Copy out every line of the listing in which "icon" appears.

*** Opening Records for the task ***

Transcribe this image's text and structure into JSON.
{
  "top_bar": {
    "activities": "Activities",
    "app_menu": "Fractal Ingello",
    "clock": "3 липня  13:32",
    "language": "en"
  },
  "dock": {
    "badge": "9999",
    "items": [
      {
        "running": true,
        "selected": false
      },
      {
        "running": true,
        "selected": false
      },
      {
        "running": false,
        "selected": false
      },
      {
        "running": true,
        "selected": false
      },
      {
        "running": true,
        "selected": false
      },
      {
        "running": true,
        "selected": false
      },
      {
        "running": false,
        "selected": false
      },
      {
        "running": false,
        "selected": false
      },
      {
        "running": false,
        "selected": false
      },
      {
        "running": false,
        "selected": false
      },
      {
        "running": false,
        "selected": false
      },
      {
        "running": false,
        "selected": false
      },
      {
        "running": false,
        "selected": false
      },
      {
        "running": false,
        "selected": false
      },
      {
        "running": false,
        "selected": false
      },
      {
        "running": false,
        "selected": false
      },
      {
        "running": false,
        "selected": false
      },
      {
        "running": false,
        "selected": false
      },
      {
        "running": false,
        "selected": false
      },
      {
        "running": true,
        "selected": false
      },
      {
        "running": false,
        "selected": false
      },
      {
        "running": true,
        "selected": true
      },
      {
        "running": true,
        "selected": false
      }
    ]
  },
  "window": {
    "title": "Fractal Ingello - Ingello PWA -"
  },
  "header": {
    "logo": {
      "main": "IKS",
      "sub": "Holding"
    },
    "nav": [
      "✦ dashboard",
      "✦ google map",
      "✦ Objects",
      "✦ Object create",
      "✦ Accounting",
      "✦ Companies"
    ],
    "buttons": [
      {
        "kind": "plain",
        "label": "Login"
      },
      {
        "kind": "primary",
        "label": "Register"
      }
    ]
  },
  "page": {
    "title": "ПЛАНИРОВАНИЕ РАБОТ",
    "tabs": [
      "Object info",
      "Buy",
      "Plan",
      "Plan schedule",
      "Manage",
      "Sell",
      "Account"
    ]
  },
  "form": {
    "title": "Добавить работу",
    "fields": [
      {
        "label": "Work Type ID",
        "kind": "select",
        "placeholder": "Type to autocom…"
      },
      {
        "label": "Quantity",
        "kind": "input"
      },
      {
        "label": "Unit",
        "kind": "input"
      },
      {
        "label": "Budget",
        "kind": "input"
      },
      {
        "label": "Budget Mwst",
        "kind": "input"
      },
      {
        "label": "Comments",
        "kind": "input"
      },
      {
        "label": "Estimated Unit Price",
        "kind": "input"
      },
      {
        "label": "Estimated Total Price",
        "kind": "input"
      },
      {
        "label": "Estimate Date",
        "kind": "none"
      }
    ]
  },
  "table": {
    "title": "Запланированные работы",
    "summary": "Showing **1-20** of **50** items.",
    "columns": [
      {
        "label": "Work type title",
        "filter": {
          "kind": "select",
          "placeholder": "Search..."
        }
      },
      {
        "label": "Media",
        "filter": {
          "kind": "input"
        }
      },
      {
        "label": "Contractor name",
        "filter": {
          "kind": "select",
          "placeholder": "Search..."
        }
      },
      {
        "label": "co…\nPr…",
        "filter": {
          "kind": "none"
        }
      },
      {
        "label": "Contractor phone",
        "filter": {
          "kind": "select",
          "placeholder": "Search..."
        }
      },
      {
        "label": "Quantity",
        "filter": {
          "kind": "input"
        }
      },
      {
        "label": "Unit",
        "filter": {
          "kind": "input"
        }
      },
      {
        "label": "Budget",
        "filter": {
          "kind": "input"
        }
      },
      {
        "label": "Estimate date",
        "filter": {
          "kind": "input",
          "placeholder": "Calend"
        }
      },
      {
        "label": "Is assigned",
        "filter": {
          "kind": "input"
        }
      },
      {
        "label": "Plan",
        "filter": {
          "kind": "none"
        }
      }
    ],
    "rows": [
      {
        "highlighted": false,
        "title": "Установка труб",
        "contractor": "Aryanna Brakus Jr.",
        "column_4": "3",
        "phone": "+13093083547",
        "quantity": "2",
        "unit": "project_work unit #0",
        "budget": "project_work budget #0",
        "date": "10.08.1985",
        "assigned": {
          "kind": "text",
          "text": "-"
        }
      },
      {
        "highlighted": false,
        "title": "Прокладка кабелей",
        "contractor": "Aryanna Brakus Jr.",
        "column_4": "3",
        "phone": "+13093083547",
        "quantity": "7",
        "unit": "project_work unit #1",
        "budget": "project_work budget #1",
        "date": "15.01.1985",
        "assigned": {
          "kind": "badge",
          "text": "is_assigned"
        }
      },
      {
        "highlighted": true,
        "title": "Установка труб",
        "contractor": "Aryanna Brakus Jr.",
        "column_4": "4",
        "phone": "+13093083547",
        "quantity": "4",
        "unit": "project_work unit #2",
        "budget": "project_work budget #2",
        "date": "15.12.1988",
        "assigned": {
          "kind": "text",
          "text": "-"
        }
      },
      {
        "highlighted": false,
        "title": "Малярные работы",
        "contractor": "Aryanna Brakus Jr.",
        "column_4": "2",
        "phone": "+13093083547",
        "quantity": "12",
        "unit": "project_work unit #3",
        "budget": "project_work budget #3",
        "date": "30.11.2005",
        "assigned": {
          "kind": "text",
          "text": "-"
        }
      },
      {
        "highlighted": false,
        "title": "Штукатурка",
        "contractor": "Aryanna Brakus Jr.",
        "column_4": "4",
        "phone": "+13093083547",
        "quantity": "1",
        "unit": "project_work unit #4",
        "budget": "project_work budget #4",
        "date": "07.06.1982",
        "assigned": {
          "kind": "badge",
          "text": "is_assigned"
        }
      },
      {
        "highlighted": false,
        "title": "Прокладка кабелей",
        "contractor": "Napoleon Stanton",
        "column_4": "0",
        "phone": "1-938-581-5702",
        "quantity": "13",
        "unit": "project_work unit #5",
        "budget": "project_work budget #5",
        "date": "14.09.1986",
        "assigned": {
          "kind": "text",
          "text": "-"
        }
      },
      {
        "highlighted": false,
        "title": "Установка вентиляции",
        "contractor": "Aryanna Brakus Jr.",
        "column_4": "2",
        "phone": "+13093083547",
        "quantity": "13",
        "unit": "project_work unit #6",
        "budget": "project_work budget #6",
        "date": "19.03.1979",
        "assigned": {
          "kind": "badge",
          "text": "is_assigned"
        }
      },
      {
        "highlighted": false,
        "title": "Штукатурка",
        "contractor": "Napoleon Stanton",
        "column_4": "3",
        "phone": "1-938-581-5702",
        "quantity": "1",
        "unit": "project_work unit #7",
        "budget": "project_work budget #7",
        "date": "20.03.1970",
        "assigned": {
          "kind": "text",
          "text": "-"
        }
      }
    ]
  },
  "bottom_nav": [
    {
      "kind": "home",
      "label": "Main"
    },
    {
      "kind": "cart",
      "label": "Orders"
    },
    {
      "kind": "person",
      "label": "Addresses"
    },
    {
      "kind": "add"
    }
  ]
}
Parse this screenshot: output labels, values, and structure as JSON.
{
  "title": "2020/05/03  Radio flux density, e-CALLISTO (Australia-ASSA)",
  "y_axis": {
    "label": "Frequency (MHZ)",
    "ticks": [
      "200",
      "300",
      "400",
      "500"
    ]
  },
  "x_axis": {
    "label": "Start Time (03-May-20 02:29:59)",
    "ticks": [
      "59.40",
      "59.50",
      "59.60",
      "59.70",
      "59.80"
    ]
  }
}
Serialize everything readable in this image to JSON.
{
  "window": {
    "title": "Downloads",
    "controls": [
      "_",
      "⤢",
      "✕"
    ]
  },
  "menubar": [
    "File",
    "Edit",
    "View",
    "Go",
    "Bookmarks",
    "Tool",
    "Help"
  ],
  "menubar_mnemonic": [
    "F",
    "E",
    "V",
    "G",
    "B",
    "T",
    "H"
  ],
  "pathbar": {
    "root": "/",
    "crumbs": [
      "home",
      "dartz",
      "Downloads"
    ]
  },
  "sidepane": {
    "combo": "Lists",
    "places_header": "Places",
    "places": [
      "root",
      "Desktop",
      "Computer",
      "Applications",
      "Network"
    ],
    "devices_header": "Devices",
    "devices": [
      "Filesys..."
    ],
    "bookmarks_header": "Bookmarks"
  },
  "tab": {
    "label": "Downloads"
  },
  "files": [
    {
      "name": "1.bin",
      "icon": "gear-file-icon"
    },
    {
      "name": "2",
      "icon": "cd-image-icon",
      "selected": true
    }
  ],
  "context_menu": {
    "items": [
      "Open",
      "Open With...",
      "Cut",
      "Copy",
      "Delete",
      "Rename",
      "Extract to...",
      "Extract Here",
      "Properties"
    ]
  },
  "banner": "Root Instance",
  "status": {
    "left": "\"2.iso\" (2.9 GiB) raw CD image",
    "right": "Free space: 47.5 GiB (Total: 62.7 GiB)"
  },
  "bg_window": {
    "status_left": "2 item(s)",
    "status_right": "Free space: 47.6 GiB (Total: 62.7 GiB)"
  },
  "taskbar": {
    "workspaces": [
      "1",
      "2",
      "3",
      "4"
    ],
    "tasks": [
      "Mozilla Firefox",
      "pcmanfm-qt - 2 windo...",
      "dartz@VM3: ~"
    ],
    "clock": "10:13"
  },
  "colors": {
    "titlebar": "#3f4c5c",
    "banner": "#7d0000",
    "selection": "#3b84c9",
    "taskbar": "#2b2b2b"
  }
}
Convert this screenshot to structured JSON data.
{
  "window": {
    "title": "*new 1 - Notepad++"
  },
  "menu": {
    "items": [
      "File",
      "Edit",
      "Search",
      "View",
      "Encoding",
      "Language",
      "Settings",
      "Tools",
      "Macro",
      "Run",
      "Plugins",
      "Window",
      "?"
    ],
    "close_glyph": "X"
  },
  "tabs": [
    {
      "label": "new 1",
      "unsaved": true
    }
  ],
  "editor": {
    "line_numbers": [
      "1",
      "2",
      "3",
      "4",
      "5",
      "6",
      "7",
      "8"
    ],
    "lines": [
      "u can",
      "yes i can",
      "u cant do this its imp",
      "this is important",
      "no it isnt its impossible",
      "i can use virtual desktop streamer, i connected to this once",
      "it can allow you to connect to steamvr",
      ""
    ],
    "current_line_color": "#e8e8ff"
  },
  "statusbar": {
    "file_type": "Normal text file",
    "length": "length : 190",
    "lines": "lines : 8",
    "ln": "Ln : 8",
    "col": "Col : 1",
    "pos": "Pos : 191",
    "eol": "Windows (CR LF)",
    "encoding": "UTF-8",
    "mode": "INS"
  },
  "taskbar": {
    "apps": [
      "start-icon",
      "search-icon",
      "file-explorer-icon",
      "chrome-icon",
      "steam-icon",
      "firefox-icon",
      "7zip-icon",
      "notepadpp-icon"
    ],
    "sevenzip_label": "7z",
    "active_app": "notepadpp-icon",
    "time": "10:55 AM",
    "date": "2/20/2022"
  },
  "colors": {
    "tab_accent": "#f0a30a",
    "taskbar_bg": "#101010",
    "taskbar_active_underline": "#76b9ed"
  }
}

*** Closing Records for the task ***

(Exercise answer):
      "icon": "gear-file-icon"
      "icon": "cd-image-icon",
      "start-icon",
      "search-icon",
      "file-explorer-icon",
      "chrome-icon",
      "steam-icon",
      "firefox-icon",
      "7zip-icon",
      "notepadpp-icon"
    "active_app": "notepadpp-icon",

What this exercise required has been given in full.